Dermatophytosis: What You Need to Know About This Skin Infection

Dermatophytosis, also known as ringworm or tinea, is a fungal skin infection that is extremely common among people of all ages. It can occur on a person’s hands, feet, scalp, and body. Symptoms typically include red patches of skin that may be itchy, scaly, or painful. Treatment may involve antifungal medications, such as ointment or cream, although some cases may require oral medication.

If you’re dealing with this infection, here’s what you should know.

Causes of Dermatophytosis

Dermatophytosis is caused by fungi that live on the skin, hair, and nails. One of the most common types of fungi is called Trichophyton rubrum and can be transferred through direct contact with an infected person, through contact with contaminated objects such as clothing or towels, or through contact with animals. It’s also possible to contract the infection by walking barefoot on contaminated surfaces like gym showers or swimming pools.

Signs & Symptoms

The signs and symptoms of dermatophytosis can vary, but often include:

  • Red, ring-shaped lesions on the skin
  • Itching, burning, or scaly skin
  • Hair loss on the scalp
  • Thick, crumbly nails
  • Swelling and tenderness in the affected skin

Diagnosis & Treatment

If your symptoms suggest dermatophytosis, your doctor may perform a physical examination, and may take a skin biopsy or scrapings from the affected area. Treatment usually includes antifungal medications, such as ointments or creams applied to the skin. In more severe cases, oral antifungal medications may be necessary. Your doctor may also recommend a topical steroid to help reduce inflammation.

Preventing Dermatophytosis
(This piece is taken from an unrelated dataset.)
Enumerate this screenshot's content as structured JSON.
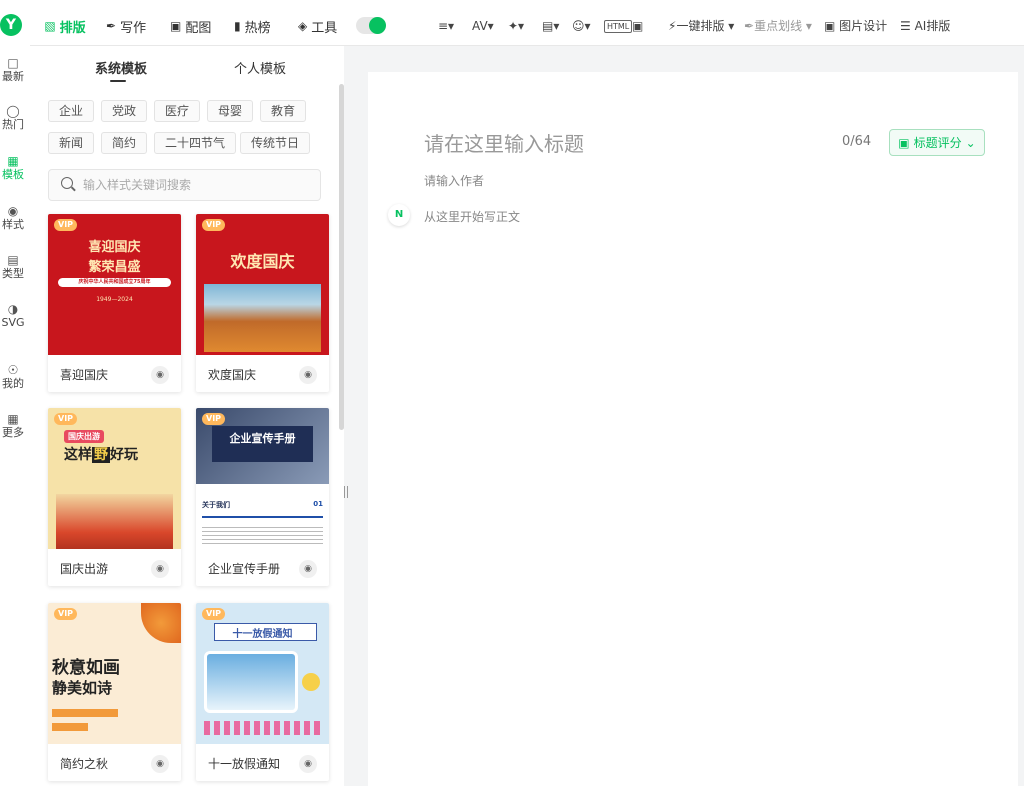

The best way to prevent the spread of dermatophytosis is to practice good hygiene, such as showering or bathing regularly, keeping the infected area clean and dry, and not sharing clothing, towels, or other personal items with an infected person. Additionally, people should be mindful not to walk barefoot on contaminated surfaces, such as in public showers or pools.